The FMPP, due to lose funding in 2012, not only provides direct consumer-seller access in supermarkets, but in CSA’s, roadside stands, and other direct market attempts as well. The 2011 awards continued funding for 38 CSA’s, and 20 agrotourism projects. 

(A CSA in Dumbo.
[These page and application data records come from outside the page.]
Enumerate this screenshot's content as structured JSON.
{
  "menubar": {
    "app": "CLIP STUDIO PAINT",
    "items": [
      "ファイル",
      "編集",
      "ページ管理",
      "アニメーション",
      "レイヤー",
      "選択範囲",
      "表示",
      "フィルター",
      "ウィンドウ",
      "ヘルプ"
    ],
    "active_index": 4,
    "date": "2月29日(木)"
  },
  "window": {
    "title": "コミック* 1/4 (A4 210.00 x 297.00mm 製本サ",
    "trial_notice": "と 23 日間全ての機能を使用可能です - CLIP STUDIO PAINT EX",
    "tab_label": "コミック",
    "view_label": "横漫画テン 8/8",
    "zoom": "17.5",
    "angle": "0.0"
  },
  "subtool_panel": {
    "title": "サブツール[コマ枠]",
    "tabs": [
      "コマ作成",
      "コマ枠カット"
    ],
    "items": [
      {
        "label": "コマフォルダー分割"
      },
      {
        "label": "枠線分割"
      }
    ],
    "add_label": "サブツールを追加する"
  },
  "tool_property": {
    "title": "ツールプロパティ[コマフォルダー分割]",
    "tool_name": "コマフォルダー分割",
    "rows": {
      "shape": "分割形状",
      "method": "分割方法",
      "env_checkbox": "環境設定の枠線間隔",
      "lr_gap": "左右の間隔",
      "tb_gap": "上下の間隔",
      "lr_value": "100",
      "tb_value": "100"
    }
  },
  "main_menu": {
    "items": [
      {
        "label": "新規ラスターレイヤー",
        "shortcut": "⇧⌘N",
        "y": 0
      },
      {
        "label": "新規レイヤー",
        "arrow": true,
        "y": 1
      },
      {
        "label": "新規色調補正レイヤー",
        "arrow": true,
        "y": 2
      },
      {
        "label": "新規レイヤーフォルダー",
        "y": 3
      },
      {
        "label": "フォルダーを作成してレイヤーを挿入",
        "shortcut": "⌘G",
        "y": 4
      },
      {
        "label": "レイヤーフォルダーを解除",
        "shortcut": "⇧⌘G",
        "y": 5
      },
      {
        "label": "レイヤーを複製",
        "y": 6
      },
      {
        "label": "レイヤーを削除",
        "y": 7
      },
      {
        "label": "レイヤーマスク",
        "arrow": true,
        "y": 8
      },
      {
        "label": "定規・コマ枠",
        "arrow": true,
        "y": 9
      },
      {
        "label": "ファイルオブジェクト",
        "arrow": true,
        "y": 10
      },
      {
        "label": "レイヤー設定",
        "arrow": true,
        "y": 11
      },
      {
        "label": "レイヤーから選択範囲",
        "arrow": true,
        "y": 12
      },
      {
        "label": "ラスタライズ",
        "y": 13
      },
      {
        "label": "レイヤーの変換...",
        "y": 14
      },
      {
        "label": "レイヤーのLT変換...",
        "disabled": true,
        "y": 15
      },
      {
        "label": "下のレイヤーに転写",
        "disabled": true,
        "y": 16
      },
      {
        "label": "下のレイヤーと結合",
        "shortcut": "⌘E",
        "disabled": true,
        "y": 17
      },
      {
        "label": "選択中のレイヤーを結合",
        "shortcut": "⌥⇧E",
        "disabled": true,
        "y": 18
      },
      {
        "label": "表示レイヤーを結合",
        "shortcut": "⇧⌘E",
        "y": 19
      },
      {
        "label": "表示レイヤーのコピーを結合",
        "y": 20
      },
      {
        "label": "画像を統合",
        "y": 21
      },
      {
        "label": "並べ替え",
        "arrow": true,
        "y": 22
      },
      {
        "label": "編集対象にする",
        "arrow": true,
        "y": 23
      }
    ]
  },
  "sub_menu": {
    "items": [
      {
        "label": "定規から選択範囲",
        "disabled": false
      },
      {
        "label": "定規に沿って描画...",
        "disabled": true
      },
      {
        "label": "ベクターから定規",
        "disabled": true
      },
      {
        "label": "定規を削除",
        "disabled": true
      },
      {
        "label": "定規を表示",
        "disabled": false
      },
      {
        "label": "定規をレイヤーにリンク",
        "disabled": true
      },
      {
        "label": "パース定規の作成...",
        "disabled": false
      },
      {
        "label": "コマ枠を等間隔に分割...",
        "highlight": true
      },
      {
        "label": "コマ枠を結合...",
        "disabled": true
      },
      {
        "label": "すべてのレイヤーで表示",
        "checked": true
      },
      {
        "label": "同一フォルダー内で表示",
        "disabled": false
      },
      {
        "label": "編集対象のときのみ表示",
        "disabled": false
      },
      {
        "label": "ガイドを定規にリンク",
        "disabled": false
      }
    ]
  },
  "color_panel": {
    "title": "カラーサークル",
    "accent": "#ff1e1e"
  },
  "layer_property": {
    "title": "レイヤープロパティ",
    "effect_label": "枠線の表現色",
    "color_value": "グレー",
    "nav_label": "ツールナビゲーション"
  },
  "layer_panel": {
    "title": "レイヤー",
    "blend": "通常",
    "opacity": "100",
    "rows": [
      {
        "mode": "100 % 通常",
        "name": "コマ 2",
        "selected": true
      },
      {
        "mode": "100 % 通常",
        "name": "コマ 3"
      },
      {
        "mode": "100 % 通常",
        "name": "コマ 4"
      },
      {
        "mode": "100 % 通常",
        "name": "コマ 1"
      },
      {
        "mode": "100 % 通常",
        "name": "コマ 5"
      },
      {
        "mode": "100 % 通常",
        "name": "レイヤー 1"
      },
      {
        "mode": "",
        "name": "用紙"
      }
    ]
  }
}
Produce is delivered each week from a local farm.)

An estimated 10 percent of FMPP funds are set toward Electronic Benefit Transfers(EBT). According to sustainableagriculture.net, “EBT is the mechanism by which participants in the Supplemental Nutrition Assistance Program (SNAP), formerly known as food stamps, receive monthly benefits.  Twenty-four percent of this year’s projects have an EBT component.” 

Rather than pushing for a continual reliance upon FMPP, the National Sustainable Agriculture Coalition is aiming to advocate that the 2012 Farm Bill provide CSA’s, agrotourism, and other programs with EBT access ‘through the same funding stream as grocery stores and corner stores.’

Q: What is the SNAP program, and how can it be improved in NYC? 

A: SNAP is already a great program overall.  If we trace it back to its origins, it is the first true "welfare program" in the country.

The 'Food Stamp Plan' began in 1939 as a way to support Depression families, and farmers. The very first food stamp appears below:

In 1977, the current Food Stamp program was created by U.S Senators Bob Dole and George McGovern. The 1977 act, according to Oregonhunger.org, 'expanded participation and eliminated the process of food stamps').

Three years ago, the 2008 Farm Bill renamed the program 'SNAP'

(An EBT card for the state of New York)

 Kielkopf continues,

"Because of the Great Recession, more "food stamps" (SNAP is the new name) are being provided in NYC and elsewhere since there are now high numbers of people whose diets would be deficient without them." 

1.8 million New Yorkers are currently members of the SNAP program. It is estimated that more New Yorkers qualify but do not apply. New York is one of only two states(the other is Arizona) to require SNAP applicants to undergo fingerprinting. Supporters say it deters fraud, opponents challenge the evidence. It is estimated that the state of New York lost $124 million in unclaimed SNAP benefits in 2008.

(A graph showing the poverty-SNAP relation.)

In NYC and beyond, Kielkopf stresses that  "SNAP should be improved to reduce its effective subsidy of sugar and fat consumption, but there is no escaping the fact that this will require more money to serve the same amount of people.

The  aim would be to use SNAP to effectively reduce the price and hassle of getting fresh vegetables into people's diets while increasing the effective consumer price of processed foods that contain a lot of sugar and fat. So, to make this neutral with respect to non-food consumption (rent, medical care, school supplies, cigarettes, whatever, etc.),

SNAP's funding should really be increased to allow for more generous distributions.  (And that's a tough sell in the present austerity discourse.)"

No comments:

Post a Comment